Q: What's the significance of the Microsoft antitrust case?
A: I have to personalize this a little bit because I've known Bill [Gates] for many years. And one part of the antitrust case is rubbing against a technology and business belief for me that is inviolate: Browsers and operating systems are destined to merge. No judge can keep them from merging, and I don't think any judge wants to keep them from merging.
The reason is simple: People want to deal with information the same way, whether that information is sitting on their local machine or on a distant machine somewhere on the network. The same few commands ought to do the same things about viewing information, hearing it, massaging it, displaying it, printing it, acting on it with programs.
I've had big discussions with Bill on which we disagree. He wants to go there incrementally, he wants to modify Windows, and he has to--he's got 100 million copies out there. I believe that's ultimately not as useful to people, it's still very difficult to use. And I'm not picking on Bill. Whether it's Macintosh or Unix or Windows, the systems are impossible. Let's not kid ourselves.
Q: Can technology be harnessed in some way so that the gap between rich and poor doesn't grow wider?
A: There are several things we can do. The low earth orbit satellites are interesting, because half the time they are over the developing world. If we leave them on, there is no other business they are doing at that time. With very little marginal cost we can provide backbone communications to the developing world that are very exciting.

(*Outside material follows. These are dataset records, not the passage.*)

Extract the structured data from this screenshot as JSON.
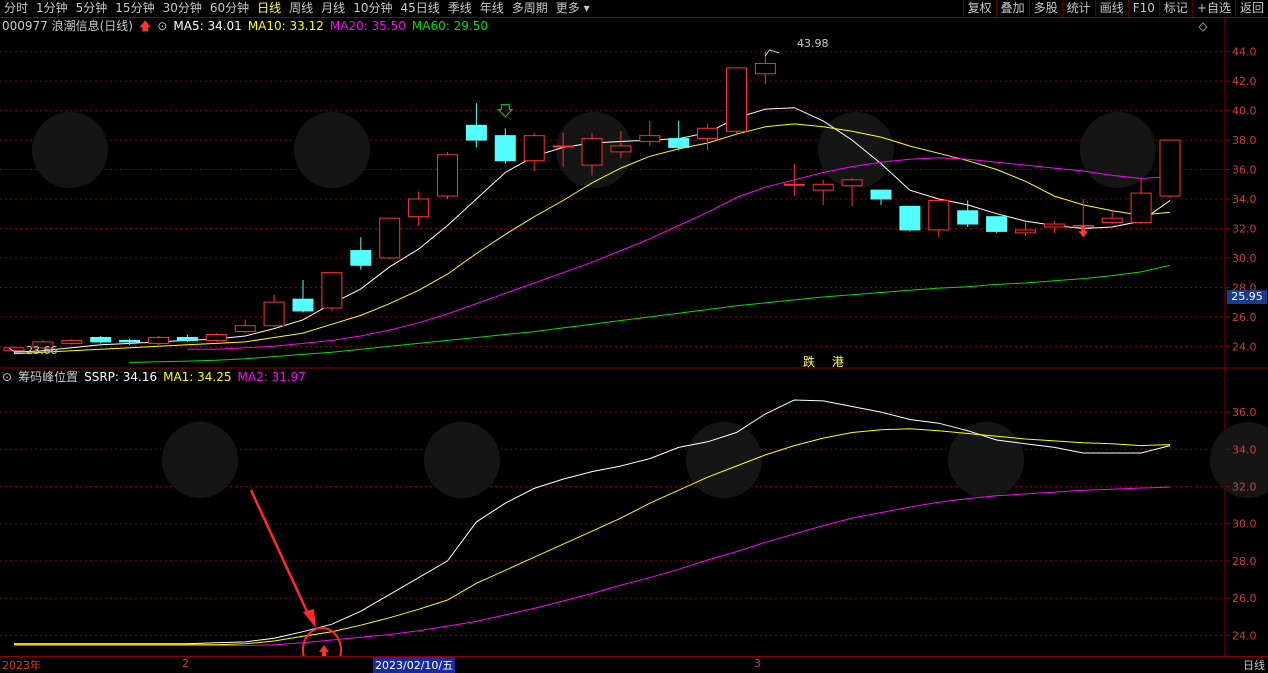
{
  "toolbar": {
    "items": [
      "分时",
      "1分钟",
      "5分钟",
      "15分钟",
      "30分钟",
      "60分钟",
      "日线",
      "周线",
      "月线",
      "10分钟",
      "45日线",
      "季线",
      "年线",
      "多周期",
      "更多"
    ],
    "active_index": 6,
    "right_items": [
      "复权",
      "叠加",
      "多股",
      "统计",
      "画线",
      "F10",
      "标记",
      "+自选",
      "返回"
    ]
  },
  "main_info": {
    "code_name": "000977 浪潮信息(日线)",
    "ma5": "MA5: 34.01",
    "ma10": "MA10: 33.12",
    "ma20": "MA20: 35.50",
    "ma60": "MA60: 29.50"
  },
  "sub_info": {
    "name": "筹码峰位置",
    "ssrp": "SSRP: 34.16",
    "ma1": "MA1: 34.25",
    "ma2": "MA2: 31.97"
  },
  "annotations": {
    "high_label": "43.98",
    "low_label": "23.66",
    "price_box": "25.95",
    "tag1": "跌",
    "tag2": "港",
    "xaxis_year": "2023年",
    "xaxis_m2": "2",
    "xaxis_date": "2023/02/10/五",
    "xaxis_m3": "3",
    "period_label": "日线"
  },
  "colors": {
    "up": "#ff3232",
    "down": "#54ffff",
    "ma5": "#ffffff",
    "ma10": "#ffff00",
    "ma20": "#ff00ff",
    "ma60": "#00e000",
    "grid": "#8b0000"
  },
  "chart_data": [
    {
      "type": "candlestick",
      "title": "000977 浪潮信息(日线)",
      "ylim": [
        22.8,
        45.2
      ],
      "yticks": [
        24.0,
        26.0,
        28.0,
        30.0,
        32.0,
        34.0,
        36.0,
        38.0,
        40.0,
        42.0,
        44.0
      ],
      "candles": [
        {
          "o": 23.7,
          "c": 23.9,
          "h": 24.0,
          "l": 23.66
        },
        {
          "o": 23.9,
          "c": 24.3,
          "h": 24.4,
          "l": 23.8
        },
        {
          "o": 24.2,
          "c": 24.4,
          "h": 24.5,
          "l": 24.1
        },
        {
          "o": 24.6,
          "c": 24.3,
          "h": 24.7,
          "l": 24.2
        },
        {
          "o": 24.4,
          "c": 24.3,
          "h": 24.5,
          "l": 24.1
        },
        {
          "o": 24.2,
          "c": 24.6,
          "h": 24.7,
          "l": 24.1
        },
        {
          "o": 24.6,
          "c": 24.4,
          "h": 24.8,
          "l": 24.3
        },
        {
          "o": 24.4,
          "c": 24.8,
          "h": 24.9,
          "l": 24.3
        },
        {
          "o": 25.0,
          "c": 25.4,
          "h": 25.8,
          "l": 24.9
        },
        {
          "o": 25.4,
          "c": 27.0,
          "h": 27.5,
          "l": 25.3
        },
        {
          "o": 27.2,
          "c": 26.4,
          "h": 28.5,
          "l": 26.3
        },
        {
          "o": 26.6,
          "c": 29.0,
          "h": 29.0,
          "l": 26.4
        },
        {
          "o": 30.5,
          "c": 29.5,
          "h": 31.4,
          "l": 29.2
        },
        {
          "o": 30.0,
          "c": 32.7,
          "h": 32.7,
          "l": 29.9
        },
        {
          "o": 32.8,
          "c": 34.0,
          "h": 34.5,
          "l": 32.2
        },
        {
          "o": 34.2,
          "c": 37.0,
          "h": 37.2,
          "l": 34.0
        },
        {
          "o": 39.0,
          "c": 38.0,
          "h": 40.5,
          "l": 37.5
        },
        {
          "o": 38.3,
          "c": 36.6,
          "h": 38.8,
          "l": 36.4
        },
        {
          "o": 36.6,
          "c": 38.3,
          "h": 38.5,
          "l": 35.9
        },
        {
          "o": 37.6,
          "c": 37.6,
          "h": 38.5,
          "l": 36.2
        },
        {
          "o": 36.3,
          "c": 38.1,
          "h": 38.5,
          "l": 35.6
        },
        {
          "o": 37.2,
          "c": 37.6,
          "h": 38.6,
          "l": 36.8
        },
        {
          "o": 37.9,
          "c": 38.3,
          "h": 39.3,
          "l": 37.6
        },
        {
          "o": 38.1,
          "c": 37.5,
          "h": 39.3,
          "l": 37.3
        },
        {
          "o": 38.1,
          "c": 38.8,
          "h": 39.1,
          "l": 37.3
        },
        {
          "o": 38.6,
          "c": 42.9,
          "h": 42.9,
          "l": 38.4
        },
        {
          "o": 42.5,
          "c": 43.2,
          "h": 43.98,
          "l": 41.8
        },
        {
          "o": 35.0,
          "c": 35.0,
          "h": 36.4,
          "l": 34.2
        },
        {
          "o": 34.6,
          "c": 35.0,
          "h": 35.3,
          "l": 33.6
        },
        {
          "o": 34.9,
          "c": 35.3,
          "h": 35.4,
          "l": 33.5
        },
        {
          "o": 34.6,
          "c": 34.0,
          "h": 34.6,
          "l": 33.6
        },
        {
          "o": 33.5,
          "c": 31.9,
          "h": 33.5,
          "l": 31.8
        },
        {
          "o": 31.9,
          "c": 33.9,
          "h": 33.9,
          "l": 31.4
        },
        {
          "o": 33.2,
          "c": 32.3,
          "h": 33.9,
          "l": 32.1
        },
        {
          "o": 32.8,
          "c": 31.8,
          "h": 32.8,
          "l": 31.7
        },
        {
          "o": 31.7,
          "c": 31.9,
          "h": 32.4,
          "l": 31.5
        },
        {
          "o": 32.1,
          "c": 32.3,
          "h": 32.5,
          "l": 31.7
        },
        {
          "o": 32.1,
          "c": 32.2,
          "h": 34.0,
          "l": 31.7
        },
        {
          "o": 32.4,
          "c": 32.7,
          "h": 33.2,
          "l": 32.3
        },
        {
          "o": 32.4,
          "c": 34.4,
          "h": 35.4,
          "l": 32.3
        },
        {
          "o": 34.2,
          "c": 38.0,
          "h": 38.0,
          "l": 34.1
        }
      ],
      "series": [
        {
          "name": "MA5",
          "values": [
            23.6,
            23.7,
            23.9,
            24.1,
            24.2,
            24.3,
            24.4,
            24.5,
            24.7,
            25.2,
            25.8,
            26.9,
            27.9,
            29.4,
            30.6,
            32.2,
            34.0,
            35.8,
            36.9,
            37.5,
            37.8,
            37.9,
            38.0,
            38.1,
            38.5,
            39.5,
            40.1,
            40.2,
            39.3,
            38.0,
            36.4,
            34.6,
            34.0,
            33.6,
            33.0,
            32.5,
            32.2,
            32.0,
            32.1,
            32.5,
            33.9
          ]
        },
        {
          "name": "MA10",
          "values": [
            23.5,
            23.6,
            23.7,
            23.8,
            23.9,
            24.0,
            24.1,
            24.2,
            24.3,
            24.6,
            24.9,
            25.5,
            26.1,
            26.9,
            27.8,
            28.9,
            30.3,
            31.6,
            32.8,
            33.9,
            35.1,
            36.1,
            36.9,
            37.4,
            37.8,
            38.4,
            38.9,
            39.1,
            38.9,
            38.6,
            38.2,
            37.6,
            37.1,
            36.6,
            36.0,
            35.2,
            34.2,
            33.6,
            33.2,
            32.9,
            33.1
          ]
        },
        {
          "name": "MA20",
          "values": [
            null,
            null,
            null,
            null,
            null,
            null,
            23.8,
            23.8,
            23.9,
            24.0,
            24.2,
            24.4,
            24.7,
            25.1,
            25.6,
            26.2,
            26.9,
            27.6,
            28.3,
            29.0,
            29.7,
            30.5,
            31.3,
            32.2,
            33.1,
            34.1,
            34.8,
            35.3,
            35.8,
            36.2,
            36.5,
            36.7,
            36.8,
            36.7,
            36.5,
            36.3,
            36.1,
            35.9,
            35.6,
            35.4,
            35.5
          ]
        },
        {
          "name": "MA60",
          "values": [
            null,
            null,
            null,
            null,
            22.9,
            22.95,
            23.0,
            23.05,
            23.15,
            23.3,
            23.45,
            23.6,
            23.8,
            24.0,
            24.2,
            24.4,
            24.6,
            24.8,
            25.0,
            25.25,
            25.5,
            25.75,
            26.0,
            26.25,
            26.5,
            26.75,
            26.95,
            27.15,
            27.35,
            27.5,
            27.65,
            27.8,
            27.95,
            28.05,
            28.2,
            28.3,
            28.45,
            28.6,
            28.8,
            29.05,
            29.5
          ]
        }
      ],
      "annotations": [
        {
          "text": "43.98",
          "index": 26,
          "value": 43.98
        },
        {
          "text": "23.66",
          "index": 0,
          "value": 23.66
        },
        {
          "text": "25.95",
          "value": 25.95
        }
      ]
    },
    {
      "type": "line",
      "title": "筹码峰位置",
      "ylim": [
        23.0,
        37.4
      ],
      "yticks": [
        24.0,
        26.0,
        28.0,
        30.0,
        32.0,
        34.0,
        36.0
      ],
      "series": [
        {
          "name": "SSRP",
          "values": [
            23.55,
            23.55,
            23.55,
            23.55,
            23.55,
            23.55,
            23.55,
            23.6,
            23.65,
            23.85,
            24.2,
            24.6,
            25.3,
            26.2,
            27.1,
            28.0,
            30.1,
            31.1,
            31.9,
            32.4,
            32.8,
            33.1,
            33.5,
            34.1,
            34.4,
            34.9,
            35.9,
            36.65,
            36.6,
            36.3,
            36.0,
            35.6,
            35.4,
            35.0,
            34.5,
            34.3,
            34.1,
            33.8,
            33.8,
            33.8,
            34.2
          ]
        },
        {
          "name": "MA1",
          "values": [
            23.5,
            23.5,
            23.5,
            23.5,
            23.5,
            23.5,
            23.5,
            23.5,
            23.55,
            23.7,
            23.95,
            24.2,
            24.55,
            24.95,
            25.4,
            25.9,
            26.8,
            27.5,
            28.2,
            28.9,
            29.6,
            30.3,
            31.1,
            31.8,
            32.5,
            33.1,
            33.7,
            34.2,
            34.6,
            34.9,
            35.05,
            35.1,
            35.0,
            34.85,
            34.7,
            34.55,
            34.45,
            34.35,
            34.3,
            34.2,
            34.25
          ]
        },
        {
          "name": "MA2",
          "values": [
            23.45,
            23.45,
            23.45,
            23.45,
            23.45,
            23.45,
            23.45,
            23.45,
            23.45,
            23.5,
            23.6,
            23.75,
            23.9,
            24.05,
            24.25,
            24.5,
            24.75,
            25.1,
            25.45,
            25.85,
            26.25,
            26.7,
            27.1,
            27.55,
            28.05,
            28.5,
            29.0,
            29.45,
            29.9,
            30.3,
            30.6,
            30.9,
            31.15,
            31.35,
            31.5,
            31.6,
            31.7,
            31.8,
            31.85,
            31.92,
            31.97
          ]
        }
      ]
    }
  ]
}
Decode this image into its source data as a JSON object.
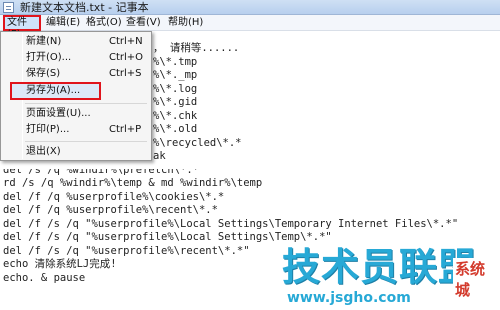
{
  "window": {
    "title": "新建文本文档.txt - 记事本"
  },
  "menubar": {
    "file": "文件(F)",
    "edit": "编辑(E)",
    "format": "格式(O)",
    "view": "查看(V)",
    "help": "帮助(H)"
  },
  "file_menu": {
    "items": [
      {
        "label": "新建(N)",
        "shortcut": "Ctrl+N"
      },
      {
        "label": "打开(O)...",
        "shortcut": "Ctrl+O"
      },
      {
        "label": "保存(S)",
        "shortcut": "Ctrl+S"
      },
      {
        "label": "另存为(A)..."
      },
      {
        "label": "页面设置(U)..."
      },
      {
        "label": "打印(P)...",
        "shortcut": "Ctrl+P"
      },
      {
        "label": "退出(X)"
      }
    ]
  },
  "editor": {
    "lines": [
      "， 请稍等......",
      "%\\*.tmp",
      "%\\*._mp",
      "%\\*.log",
      "%\\*.gid",
      "%\\*.chk",
      "%\\*.old",
      "%\\recycled\\*.*",
      "ak",
      "del /s /q %windir%\\prefetch\\*.*",
      "rd /s /q %windir%\\temp & md %windir%\\temp",
      "del /f /q %userprofile%\\cookies\\*.*",
      "del /f /q %userprofile%\\recent\\*.*",
      "del /f /s /q \"%userprofile%\\Local Settings\\Temporary Internet Files\\*.*\"",
      "del /f /s /q \"%userprofile%\\Local Settings\\Temp\\*.*\"",
      "del /f /s /q \"%userprofile%\\recent\\*.*\"",
      "echo 清除系统LJ完成!",
      "echo. & pause"
    ]
  },
  "watermark": {
    "logo": "技术员联盟",
    "url": "www.jsgho.com",
    "tag": "系统城"
  }
}
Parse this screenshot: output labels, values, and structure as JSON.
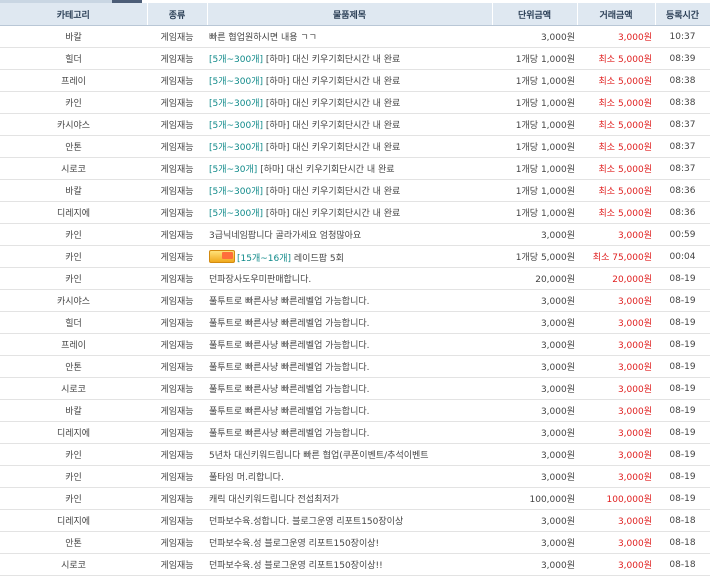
{
  "headers": {
    "category": "카테고리",
    "kind": "종류",
    "title": "물품제목",
    "unit_price": "단위금액",
    "trade_price": "거래금액",
    "time": "등록시간"
  },
  "rows": [
    {
      "category": "바칼",
      "kind": "게임재능",
      "tag": "",
      "title": "빠른 협업원하시면 내용 ㄱㄱ",
      "unit": "3,000원",
      "price": "3,000원",
      "time": "10:37"
    },
    {
      "category": "힐더",
      "kind": "게임재능",
      "tag": "[5개~300개]",
      "title": "[하마] 대신 키우기회단시간 내 완료",
      "unit": "1개당 1,000원",
      "price": "최소 5,000원",
      "time": "08:39"
    },
    {
      "category": "프레이",
      "kind": "게임재능",
      "tag": "[5개~300개]",
      "title": "[하마] 대신 키우기회단시간 내 완료",
      "unit": "1개당 1,000원",
      "price": "최소 5,000원",
      "time": "08:38"
    },
    {
      "category": "카인",
      "kind": "게임재능",
      "tag": "[5개~300개]",
      "title": "[하마] 대신 키우기회단시간 내 완료",
      "unit": "1개당 1,000원",
      "price": "최소 5,000원",
      "time": "08:38"
    },
    {
      "category": "카시야스",
      "kind": "게임재능",
      "tag": "[5개~300개]",
      "title": "[하마] 대신 키우기회단시간 내 완료",
      "unit": "1개당 1,000원",
      "price": "최소 5,000원",
      "time": "08:37"
    },
    {
      "category": "안톤",
      "kind": "게임재능",
      "tag": "[5개~300개]",
      "title": "[하마] 대신 키우기회단시간 내 완료",
      "unit": "1개당 1,000원",
      "price": "최소 5,000원",
      "time": "08:37"
    },
    {
      "category": "시로코",
      "kind": "게임재능",
      "tag": "[5개~30개]",
      "title": "[하마] 대신 키우기회단시간 내 완료",
      "unit": "1개당 1,000원",
      "price": "최소 5,000원",
      "time": "08:37"
    },
    {
      "category": "바칼",
      "kind": "게임재능",
      "tag": "[5개~300개]",
      "title": "[하마] 대신 키우기회단시간 내 완료",
      "unit": "1개당 1,000원",
      "price": "최소 5,000원",
      "time": "08:36"
    },
    {
      "category": "디레지에",
      "kind": "게임재능",
      "tag": "[5개~300개]",
      "title": "[하마] 대신 키우기회단시간 내 완료",
      "unit": "1개당 1,000원",
      "price": "최소 5,000원",
      "time": "08:36"
    },
    {
      "category": "카인",
      "kind": "게임재능",
      "tag": "",
      "title": "3급닉네임팝니다 골라가세요 엄청많아요",
      "unit": "3,000원",
      "price": "3,000원",
      "time": "00:59"
    },
    {
      "category": "카인",
      "kind": "게임재능",
      "cert": "인증",
      "tag": "[15개~16개]",
      "title": "레이드팝 5회",
      "unit": "1개당 5,000원",
      "price": "최소 75,000원",
      "time": "00:04"
    },
    {
      "category": "카인",
      "kind": "게임재능",
      "tag": "",
      "title": "던파장사도우미판매합니다.",
      "unit": "20,000원",
      "price": "20,000원",
      "time": "08-19"
    },
    {
      "category": "카시야스",
      "kind": "게임재능",
      "tag": "",
      "title": "풀투트로 빠른사냥 빠른레벨업 가능합니다.",
      "unit": "3,000원",
      "price": "3,000원",
      "time": "08-19"
    },
    {
      "category": "힐더",
      "kind": "게임재능",
      "tag": "",
      "title": "풀투트로 빠른사냥 빠른레벨업 가능합니다.",
      "unit": "3,000원",
      "price": "3,000원",
      "time": "08-19"
    },
    {
      "category": "프레이",
      "kind": "게임재능",
      "tag": "",
      "title": "풀투트로 빠른사냥 빠른레벨업 가능합니다.",
      "unit": "3,000원",
      "price": "3,000원",
      "time": "08-19"
    },
    {
      "category": "안톤",
      "kind": "게임재능",
      "tag": "",
      "title": "풀투트로 빠른사냥 빠른레벨업 가능합니다.",
      "unit": "3,000원",
      "price": "3,000원",
      "time": "08-19"
    },
    {
      "category": "시로코",
      "kind": "게임재능",
      "tag": "",
      "title": "풀투트로 빠른사냥 빠른레벨업 가능합니다.",
      "unit": "3,000원",
      "price": "3,000원",
      "time": "08-19"
    },
    {
      "category": "바칼",
      "kind": "게임재능",
      "tag": "",
      "title": "풀투트로 빠른사냥 빠른레벨업 가능합니다.",
      "unit": "3,000원",
      "price": "3,000원",
      "time": "08-19"
    },
    {
      "category": "디레지에",
      "kind": "게임재능",
      "tag": "",
      "title": "풀투트로 빠른사냥 빠른레벨업 가능합니다.",
      "unit": "3,000원",
      "price": "3,000원",
      "time": "08-19"
    },
    {
      "category": "카인",
      "kind": "게임재능",
      "tag": "",
      "title": "5년차 대신키워드립니다 빠른 협업(쿠폰이벤트/추석이벤트",
      "unit": "3,000원",
      "price": "3,000원",
      "time": "08-19"
    },
    {
      "category": "카인",
      "kind": "게임재능",
      "tag": "",
      "title": "풀타임 머.리합니다.",
      "unit": "3,000원",
      "price": "3,000원",
      "time": "08-19"
    },
    {
      "category": "카인",
      "kind": "게임재능",
      "tag": "",
      "title": "캐릭 대신키워드립니다 전섭최저가",
      "unit": "100,000원",
      "price": "100,000원",
      "time": "08-19"
    },
    {
      "category": "디레지에",
      "kind": "게임재능",
      "tag": "",
      "title": "던파보수육.성합니다. 블로그운영 리포트150장이상",
      "unit": "3,000원",
      "price": "3,000원",
      "time": "08-18"
    },
    {
      "category": "안톤",
      "kind": "게임재능",
      "tag": "",
      "title": "던파보수육.성 블로그운영 리포트150장이상!",
      "unit": "3,000원",
      "price": "3,000원",
      "time": "08-18"
    },
    {
      "category": "시로코",
      "kind": "게임재능",
      "tag": "",
      "title": "던파보수육.성 블로그운영 리포트150장이상!!",
      "unit": "3,000원",
      "price": "3,000원",
      "time": "08-18"
    }
  ]
}
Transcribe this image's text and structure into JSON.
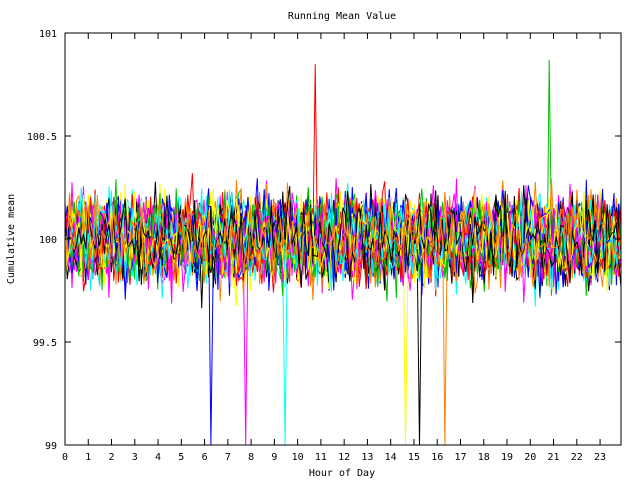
{
  "chart_data": {
    "type": "line",
    "title": "Running Mean Value",
    "xlabel": "Hour of Day",
    "ylabel": "Cumulative mean",
    "xlim": [
      0,
      23.9
    ],
    "ylim": [
      99,
      101
    ],
    "xticks": [
      0,
      1,
      2,
      3,
      4,
      5,
      6,
      7,
      8,
      9,
      10,
      11,
      12,
      13,
      14,
      15,
      16,
      17,
      18,
      19,
      20,
      21,
      22,
      23
    ],
    "xtick_labels": [
      "0",
      "1",
      "2",
      "3",
      "4",
      "5",
      "6",
      "7",
      "8",
      "9",
      "10",
      "11",
      "12",
      "13",
      "14",
      "15",
      "16",
      "17",
      "18",
      "19",
      "20",
      "21",
      "22",
      "23"
    ],
    "yticks": [
      99,
      99.5,
      100,
      100.5,
      101
    ],
    "ytick_labels": [
      "99",
      "99.5",
      "100",
      "100.5",
      "101"
    ],
    "grid": false,
    "legend": "none",
    "series_count": 48,
    "series_colors": [
      "#ff0000",
      "#00c000",
      "#0000ff",
      "#ff00ff",
      "#00ffff",
      "#ffff00",
      "#000000",
      "#ff8000"
    ],
    "series_center": 100,
    "series_spread": 0.22,
    "notable_points": [
      {
        "x": 10.8,
        "y": 100.85
      },
      {
        "x": 20.8,
        "y": 100.87
      },
      {
        "x": 6.3,
        "y": 99.0
      },
      {
        "x": 7.8,
        "y": 99.0
      },
      {
        "x": 9.5,
        "y": 99.0
      },
      {
        "x": 14.6,
        "y": 99.0
      },
      {
        "x": 15.2,
        "y": 99.0
      },
      {
        "x": 16.3,
        "y": 99.0
      }
    ]
  }
}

The same argument can be made with the geostationary [satellites] for the ghettos of the developed world. Who's going to subsidize the costs? The richer countries, not just for compassion, which is good enough in itself, but for self-protection. If the differences increase dramatically, we are going to have blood, and it won't be the Bangladeshis attacking the Bostonians. It's going to be the L.A. ghetto revolting against the L.A. suburb--not for reasons of race, but for reasons of money.